Once in a great while, I've questioned the relevance of Eolyn's story to the modern world. I like to believe the women's movement of the 1960s and 70s has brought us a long way from the reality of Medieval Europe (which, by the way, was not all that different from the reality of the US in the 1950s, or the reality of the conservative elements of the Republican Party in 2013). I like to imagine that younger readers, especially, won't "get" the idea that a particular right or path to power might be forbidden to women just because they are women.
Unfortunately, reality has a way of preventing me from sinking into this myth, with a constant stream of events little and big; in the news, and in the lives of my friends, students, and family. So much is left to be done, and defending what precious ground we have won in the last few decades is an unending battle.
|I may not live to see a Catholic woman priest,|
but a Lutheran woman priest presided over
the funeral of my maternal grandmother.
She gave one of the best and most heart-felt
funeral sermons I have ever heard.
It has been about 1700 years since women were banished from the leadership of the Church. Since then, women have gotten around this prohibition by finding countless creative ways to serve the Church's most noble missions, and to contribute positively to its spiritual ministry. Yet women are still second-rate citizens in the eyes of the Vatican, subordinate to all men and incapable of coming as close to God as the red-robed bishops and their white-robed leader standing on the balconies of St. Peter's.
The pomp and celebration was exciting, the new Pope inspiring in his origins and humility. Still the news was sad somehow, and incomplete. We were reminded, in bold relief, that a Church led by only half of its community can never be anything more than half a Church.

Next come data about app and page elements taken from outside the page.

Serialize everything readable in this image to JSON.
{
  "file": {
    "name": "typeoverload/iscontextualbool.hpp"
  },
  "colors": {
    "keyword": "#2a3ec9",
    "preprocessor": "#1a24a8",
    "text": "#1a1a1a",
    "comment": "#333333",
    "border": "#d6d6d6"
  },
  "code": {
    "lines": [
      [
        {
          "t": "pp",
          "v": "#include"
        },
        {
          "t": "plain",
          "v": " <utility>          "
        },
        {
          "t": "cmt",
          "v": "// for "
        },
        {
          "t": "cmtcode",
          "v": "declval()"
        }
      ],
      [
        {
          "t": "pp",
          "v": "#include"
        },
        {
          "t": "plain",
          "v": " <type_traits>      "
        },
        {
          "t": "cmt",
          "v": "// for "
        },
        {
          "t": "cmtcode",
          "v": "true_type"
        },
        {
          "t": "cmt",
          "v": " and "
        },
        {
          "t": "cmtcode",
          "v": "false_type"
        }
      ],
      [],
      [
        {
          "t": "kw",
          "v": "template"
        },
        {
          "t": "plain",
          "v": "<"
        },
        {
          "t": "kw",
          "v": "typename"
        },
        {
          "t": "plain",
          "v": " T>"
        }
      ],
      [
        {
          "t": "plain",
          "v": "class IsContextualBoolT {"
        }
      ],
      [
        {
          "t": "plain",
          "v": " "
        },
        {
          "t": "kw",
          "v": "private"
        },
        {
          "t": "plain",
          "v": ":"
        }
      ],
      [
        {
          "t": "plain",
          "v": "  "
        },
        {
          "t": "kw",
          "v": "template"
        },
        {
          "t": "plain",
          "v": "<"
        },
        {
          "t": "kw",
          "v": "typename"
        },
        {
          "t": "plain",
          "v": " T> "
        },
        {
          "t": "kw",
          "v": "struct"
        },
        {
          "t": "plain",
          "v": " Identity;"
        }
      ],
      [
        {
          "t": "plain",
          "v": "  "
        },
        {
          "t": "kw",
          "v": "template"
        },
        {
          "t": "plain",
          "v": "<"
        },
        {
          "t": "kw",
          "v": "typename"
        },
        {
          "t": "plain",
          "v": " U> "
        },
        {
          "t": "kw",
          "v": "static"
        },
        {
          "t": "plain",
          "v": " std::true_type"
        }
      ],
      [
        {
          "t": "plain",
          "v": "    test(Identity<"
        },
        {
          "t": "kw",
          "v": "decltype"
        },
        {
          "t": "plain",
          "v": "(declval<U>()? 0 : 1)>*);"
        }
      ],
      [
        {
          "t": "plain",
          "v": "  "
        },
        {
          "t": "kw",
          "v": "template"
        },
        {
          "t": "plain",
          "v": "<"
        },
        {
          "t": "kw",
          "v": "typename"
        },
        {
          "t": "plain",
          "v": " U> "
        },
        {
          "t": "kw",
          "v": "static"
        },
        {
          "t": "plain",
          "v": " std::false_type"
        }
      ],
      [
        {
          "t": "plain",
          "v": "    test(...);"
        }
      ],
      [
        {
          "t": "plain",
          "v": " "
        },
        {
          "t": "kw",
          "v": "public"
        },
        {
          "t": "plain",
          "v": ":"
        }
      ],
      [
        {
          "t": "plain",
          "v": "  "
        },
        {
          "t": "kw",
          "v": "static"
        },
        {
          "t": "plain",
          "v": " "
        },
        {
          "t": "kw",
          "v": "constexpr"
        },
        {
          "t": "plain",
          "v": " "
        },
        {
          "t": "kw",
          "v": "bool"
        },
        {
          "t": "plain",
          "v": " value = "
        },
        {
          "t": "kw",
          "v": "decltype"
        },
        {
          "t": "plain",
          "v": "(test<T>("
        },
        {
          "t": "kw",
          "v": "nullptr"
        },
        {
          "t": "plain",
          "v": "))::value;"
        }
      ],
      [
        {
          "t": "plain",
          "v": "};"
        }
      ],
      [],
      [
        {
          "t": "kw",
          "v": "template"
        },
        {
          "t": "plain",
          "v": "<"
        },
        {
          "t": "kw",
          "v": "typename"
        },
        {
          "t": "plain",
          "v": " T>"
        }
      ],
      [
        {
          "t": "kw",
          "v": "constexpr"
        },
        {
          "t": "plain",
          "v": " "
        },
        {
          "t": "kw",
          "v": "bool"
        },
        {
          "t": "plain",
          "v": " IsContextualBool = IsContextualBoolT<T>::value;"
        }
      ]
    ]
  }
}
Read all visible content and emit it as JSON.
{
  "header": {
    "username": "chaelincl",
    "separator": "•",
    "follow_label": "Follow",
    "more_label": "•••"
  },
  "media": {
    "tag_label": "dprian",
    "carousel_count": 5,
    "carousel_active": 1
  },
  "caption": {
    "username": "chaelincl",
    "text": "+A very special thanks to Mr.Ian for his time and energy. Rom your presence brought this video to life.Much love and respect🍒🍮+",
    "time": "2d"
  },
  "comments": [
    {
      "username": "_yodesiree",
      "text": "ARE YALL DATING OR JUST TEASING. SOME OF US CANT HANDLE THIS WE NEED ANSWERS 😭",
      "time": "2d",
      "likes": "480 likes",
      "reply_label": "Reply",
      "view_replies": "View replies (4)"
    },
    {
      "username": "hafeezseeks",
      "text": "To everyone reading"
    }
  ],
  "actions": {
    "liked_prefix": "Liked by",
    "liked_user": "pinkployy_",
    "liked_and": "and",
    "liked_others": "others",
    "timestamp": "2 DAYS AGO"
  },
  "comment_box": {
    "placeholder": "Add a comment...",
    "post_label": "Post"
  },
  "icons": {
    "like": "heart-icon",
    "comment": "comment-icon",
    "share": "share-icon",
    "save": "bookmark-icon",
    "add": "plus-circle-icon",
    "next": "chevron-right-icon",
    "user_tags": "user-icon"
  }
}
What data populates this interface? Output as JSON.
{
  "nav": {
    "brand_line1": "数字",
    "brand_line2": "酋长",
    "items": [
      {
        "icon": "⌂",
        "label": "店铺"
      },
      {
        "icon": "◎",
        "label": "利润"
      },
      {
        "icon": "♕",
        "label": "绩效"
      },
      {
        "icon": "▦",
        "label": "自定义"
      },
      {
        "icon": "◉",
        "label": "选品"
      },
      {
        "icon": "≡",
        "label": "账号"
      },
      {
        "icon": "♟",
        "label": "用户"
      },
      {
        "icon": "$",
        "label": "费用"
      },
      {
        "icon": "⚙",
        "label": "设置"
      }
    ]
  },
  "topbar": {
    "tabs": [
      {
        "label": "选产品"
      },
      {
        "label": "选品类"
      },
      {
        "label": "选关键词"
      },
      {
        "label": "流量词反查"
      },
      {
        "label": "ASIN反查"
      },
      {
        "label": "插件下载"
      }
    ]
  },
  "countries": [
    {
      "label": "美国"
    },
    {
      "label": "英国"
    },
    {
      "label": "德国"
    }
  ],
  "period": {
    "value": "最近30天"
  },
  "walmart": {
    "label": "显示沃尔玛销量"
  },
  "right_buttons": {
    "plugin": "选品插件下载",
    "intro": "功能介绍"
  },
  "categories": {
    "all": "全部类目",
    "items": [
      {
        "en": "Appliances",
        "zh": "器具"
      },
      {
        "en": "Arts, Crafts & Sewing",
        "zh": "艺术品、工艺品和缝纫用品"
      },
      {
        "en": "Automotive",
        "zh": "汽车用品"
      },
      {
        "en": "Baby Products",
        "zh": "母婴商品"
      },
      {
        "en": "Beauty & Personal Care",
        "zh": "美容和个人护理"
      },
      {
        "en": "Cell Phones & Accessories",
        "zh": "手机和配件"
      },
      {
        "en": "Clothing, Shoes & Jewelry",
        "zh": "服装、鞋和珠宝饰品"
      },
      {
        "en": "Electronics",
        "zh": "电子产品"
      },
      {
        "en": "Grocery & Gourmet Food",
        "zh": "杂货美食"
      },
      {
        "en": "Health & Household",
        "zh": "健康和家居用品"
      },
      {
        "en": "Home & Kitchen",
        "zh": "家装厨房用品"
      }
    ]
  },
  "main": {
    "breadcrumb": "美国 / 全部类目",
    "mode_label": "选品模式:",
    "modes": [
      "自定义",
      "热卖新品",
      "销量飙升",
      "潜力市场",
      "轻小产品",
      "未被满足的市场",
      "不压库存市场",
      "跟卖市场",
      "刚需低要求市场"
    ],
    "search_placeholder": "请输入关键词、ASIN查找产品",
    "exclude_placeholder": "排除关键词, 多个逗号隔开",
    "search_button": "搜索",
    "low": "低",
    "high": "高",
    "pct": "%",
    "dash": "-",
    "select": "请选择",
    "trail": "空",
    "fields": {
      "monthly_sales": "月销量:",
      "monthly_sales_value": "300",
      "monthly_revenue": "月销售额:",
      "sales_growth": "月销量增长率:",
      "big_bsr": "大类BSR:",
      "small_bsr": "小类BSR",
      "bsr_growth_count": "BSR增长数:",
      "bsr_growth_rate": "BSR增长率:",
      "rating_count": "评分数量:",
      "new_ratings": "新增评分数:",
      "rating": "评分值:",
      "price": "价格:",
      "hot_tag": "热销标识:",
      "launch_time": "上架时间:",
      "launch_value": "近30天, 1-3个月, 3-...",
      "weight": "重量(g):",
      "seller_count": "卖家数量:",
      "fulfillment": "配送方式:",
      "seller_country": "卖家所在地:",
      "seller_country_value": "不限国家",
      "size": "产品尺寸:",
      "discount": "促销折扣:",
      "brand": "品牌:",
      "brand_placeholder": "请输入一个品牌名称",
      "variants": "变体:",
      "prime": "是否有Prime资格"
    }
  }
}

This is also one of the core themes of Eolyn. We need men's leadership, but we need women's leadership as well, equally and fully, in all walks of life, in all our human endeavors.
When I was a little girl, I dreamed that in my lifetime I would see women priests in the Catholic Church. I have let go of that dream in the years gone by, having come to terms with the fact that it is far too unrealistic, that the Church needs another 500 years, perhaps another 1000, to catch up with the 21st century.
Of course, I may be happily proven wrong someday. After all, it was once said -- not so long ago -- that a Latin American Jesuit could never be elected Pope.
|Seventeen hundred years later, something is still wrong with |
this picture. . .